To make matters worse, while Lucas has been sensational in his new home, Barry is playing as if he had left his skills and heart in San Francisco.
Nissalke was on the verge of benching im three weeks ago and only a back injury to Tomjanovich spared Barry that ignominy. He finally put together a stretch of decent games during a recent West Coast trip, but even then was hardly worth $500,000 a year. There are only rare flashes of that once-formed temper and hustle.
Barry has been slowly losing his talent and desire for the last two years. He is content now to take an occasional shot, play inconsistent defense and pretend he's a 6-foot-7 playmaking forward. He'd rather stand at the top of the foul line and pass (he's averaging seven assists) than try to penetrate down the lane, scoring only 16 points a game.
"I'm not making excuses, but for most of the season, I haven't been right, injury-wise," said Barry, who has had a sore back and two sprained ankles, one of which resulted from tripping over a suitcase. "We aren't that far away from being a good team. We just haven't had any consistency. But I'd rather be playing poorly now than later in the schedule."
He'd also rather finish out his career as a nice guy rather than as a villain. So he was worked hard to blend in with his teammates and they, in turn, say he has caused no friction. They don't talk about his seeming indifference on the court.
It is Barry's contention that Houston was robbed by O'Brien's compensation ruling. Few Rocket fans would argue with him right now when he says, "Golden State got the better of the deal. Lucas has got years left, I have two. It wasn't fair to this team. I've been wanting to play with a guard like him for a long time. It's a shame we never had the chance."
Out of desperation Nissalke has tried no fewer than six players, including Barry, at Lucas' playmaker spot. The Barry experiment lasted one game. Slick Watts currently is occupying the position, but that leaves Houston with two small guards defensively in a league where big guards are the latest development.
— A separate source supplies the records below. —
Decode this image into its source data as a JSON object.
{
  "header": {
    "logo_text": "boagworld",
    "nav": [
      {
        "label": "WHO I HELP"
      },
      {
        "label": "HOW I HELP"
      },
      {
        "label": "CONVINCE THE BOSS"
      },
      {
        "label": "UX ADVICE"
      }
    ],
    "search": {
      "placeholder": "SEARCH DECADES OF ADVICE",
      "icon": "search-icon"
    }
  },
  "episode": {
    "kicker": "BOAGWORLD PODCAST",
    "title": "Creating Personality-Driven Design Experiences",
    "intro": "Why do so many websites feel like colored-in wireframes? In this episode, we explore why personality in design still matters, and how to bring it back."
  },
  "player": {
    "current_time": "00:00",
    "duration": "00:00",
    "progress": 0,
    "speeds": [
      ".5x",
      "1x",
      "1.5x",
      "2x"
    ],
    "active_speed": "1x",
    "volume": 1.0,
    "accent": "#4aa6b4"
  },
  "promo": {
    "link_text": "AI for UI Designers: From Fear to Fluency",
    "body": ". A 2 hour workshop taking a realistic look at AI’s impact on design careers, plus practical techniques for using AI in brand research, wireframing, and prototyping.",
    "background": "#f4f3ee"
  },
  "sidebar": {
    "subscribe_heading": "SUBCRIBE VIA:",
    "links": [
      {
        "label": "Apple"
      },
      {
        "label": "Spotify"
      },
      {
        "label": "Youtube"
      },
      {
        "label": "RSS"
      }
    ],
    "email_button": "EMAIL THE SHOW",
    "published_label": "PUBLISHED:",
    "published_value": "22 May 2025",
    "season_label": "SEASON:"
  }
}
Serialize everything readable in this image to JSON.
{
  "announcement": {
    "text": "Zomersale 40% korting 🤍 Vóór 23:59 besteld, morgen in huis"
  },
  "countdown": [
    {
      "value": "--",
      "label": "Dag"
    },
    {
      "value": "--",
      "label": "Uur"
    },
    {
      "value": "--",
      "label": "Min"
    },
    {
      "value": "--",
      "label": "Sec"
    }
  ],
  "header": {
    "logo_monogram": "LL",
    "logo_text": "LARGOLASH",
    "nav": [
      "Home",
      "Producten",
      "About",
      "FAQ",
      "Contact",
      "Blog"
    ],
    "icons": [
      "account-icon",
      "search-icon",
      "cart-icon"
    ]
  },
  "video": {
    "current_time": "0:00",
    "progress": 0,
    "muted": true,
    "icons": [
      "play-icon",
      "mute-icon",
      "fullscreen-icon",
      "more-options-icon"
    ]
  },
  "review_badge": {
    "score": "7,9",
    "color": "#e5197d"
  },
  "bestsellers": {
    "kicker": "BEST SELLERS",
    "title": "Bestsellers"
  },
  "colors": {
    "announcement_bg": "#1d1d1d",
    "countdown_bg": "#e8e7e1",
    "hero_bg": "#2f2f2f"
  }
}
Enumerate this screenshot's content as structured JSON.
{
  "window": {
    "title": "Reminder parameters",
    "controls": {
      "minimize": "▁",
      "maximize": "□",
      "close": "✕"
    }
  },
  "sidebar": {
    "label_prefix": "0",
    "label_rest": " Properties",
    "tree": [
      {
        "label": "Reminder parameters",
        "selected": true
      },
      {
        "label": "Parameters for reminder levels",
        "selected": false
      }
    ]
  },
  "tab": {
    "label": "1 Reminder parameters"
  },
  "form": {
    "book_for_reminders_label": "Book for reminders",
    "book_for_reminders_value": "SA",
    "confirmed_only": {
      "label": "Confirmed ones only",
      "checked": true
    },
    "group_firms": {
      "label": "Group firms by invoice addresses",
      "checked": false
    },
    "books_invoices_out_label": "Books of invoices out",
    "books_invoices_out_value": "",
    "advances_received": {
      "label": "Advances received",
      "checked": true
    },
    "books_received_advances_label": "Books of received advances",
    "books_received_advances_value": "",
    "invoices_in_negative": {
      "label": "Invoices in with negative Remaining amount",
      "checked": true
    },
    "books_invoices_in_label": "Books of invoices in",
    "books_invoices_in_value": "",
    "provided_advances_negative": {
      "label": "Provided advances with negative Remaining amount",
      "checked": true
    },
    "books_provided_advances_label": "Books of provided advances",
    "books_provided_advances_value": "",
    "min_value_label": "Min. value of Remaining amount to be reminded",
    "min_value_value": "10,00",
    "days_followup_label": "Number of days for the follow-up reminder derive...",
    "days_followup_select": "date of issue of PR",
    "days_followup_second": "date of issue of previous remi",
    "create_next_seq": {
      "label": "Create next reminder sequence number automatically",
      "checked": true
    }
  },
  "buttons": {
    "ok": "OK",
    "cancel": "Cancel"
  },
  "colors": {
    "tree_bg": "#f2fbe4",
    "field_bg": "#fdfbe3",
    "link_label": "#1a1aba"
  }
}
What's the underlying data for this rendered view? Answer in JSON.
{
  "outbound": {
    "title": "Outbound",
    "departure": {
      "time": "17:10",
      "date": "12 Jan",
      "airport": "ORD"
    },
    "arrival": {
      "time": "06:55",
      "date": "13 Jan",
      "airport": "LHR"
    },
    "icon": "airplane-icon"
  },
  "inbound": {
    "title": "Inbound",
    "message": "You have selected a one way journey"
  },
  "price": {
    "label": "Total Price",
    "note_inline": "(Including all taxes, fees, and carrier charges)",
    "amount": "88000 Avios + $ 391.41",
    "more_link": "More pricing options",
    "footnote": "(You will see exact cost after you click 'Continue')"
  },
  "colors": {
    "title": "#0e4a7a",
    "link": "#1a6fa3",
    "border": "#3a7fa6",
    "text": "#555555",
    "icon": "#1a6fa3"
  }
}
Although Nissalke would like to make a trade, using Newlin as bait, so far General Manager Ray Patterson, the man responsible for signing Barry, has balked. The Rockets are left with an often-times leaderless offense.
"We aren't quick enough to run," said Nissalke, "So we needed a guy like Lucas to make sure our half-court game worked. He controlled the ball and didn't turn it over. He had poise, just what we had to have."
When all parts of the Rockets' impressive offensive arsenal are meshing, Houston can overcome its defensive problem ("No one is laying awake at night worrying about which Rocket is going to guard them," said Nissalke) and its one-dimensional rebounding ("Malone is going to be dead by midseason it they don't give him some help," said Washington's Elvin Hayes).
Houston's offense comes almost entirely from the outside, save for Malone's relentless assault on the boards. Barry, Tomjanovich and Murphy all would rather launch 15-footers than mix it up underneath.When the longdistance approach works, it can be most impressive. But in the NBA, especially in the playoffs, perimetershooting clubs can be disrupted by stingy defenses.
The one clinging hope in Houston is that it is too early to judge the Rockets. The loss of Lucas, the addition of Barry, the comeback of Tomjanovich are elements that need time to be worked out.
Tomjanovich, for example, is shooting as well as he did before being knocked out by Kermit Washington a year ago. His aggressiveness has been curtailed, although that may change as he gains confidence.
"People forget," said Barry, "that this offense is built around Moses. We look first to get the ball inside to him and then go from there.You are asking a lot of players to learn to play with each other and that takes time. But that is why the NBA season thankfully is so long."
Barry, the part-time TV analyst, realizes that even a winning record won't be enough for Houston fans.
"The only way my signing is going to be considered a success," he said, "is if we make the playoffs. Otherwise, there are going to be a lot of questions about why they wanted me here in the first place."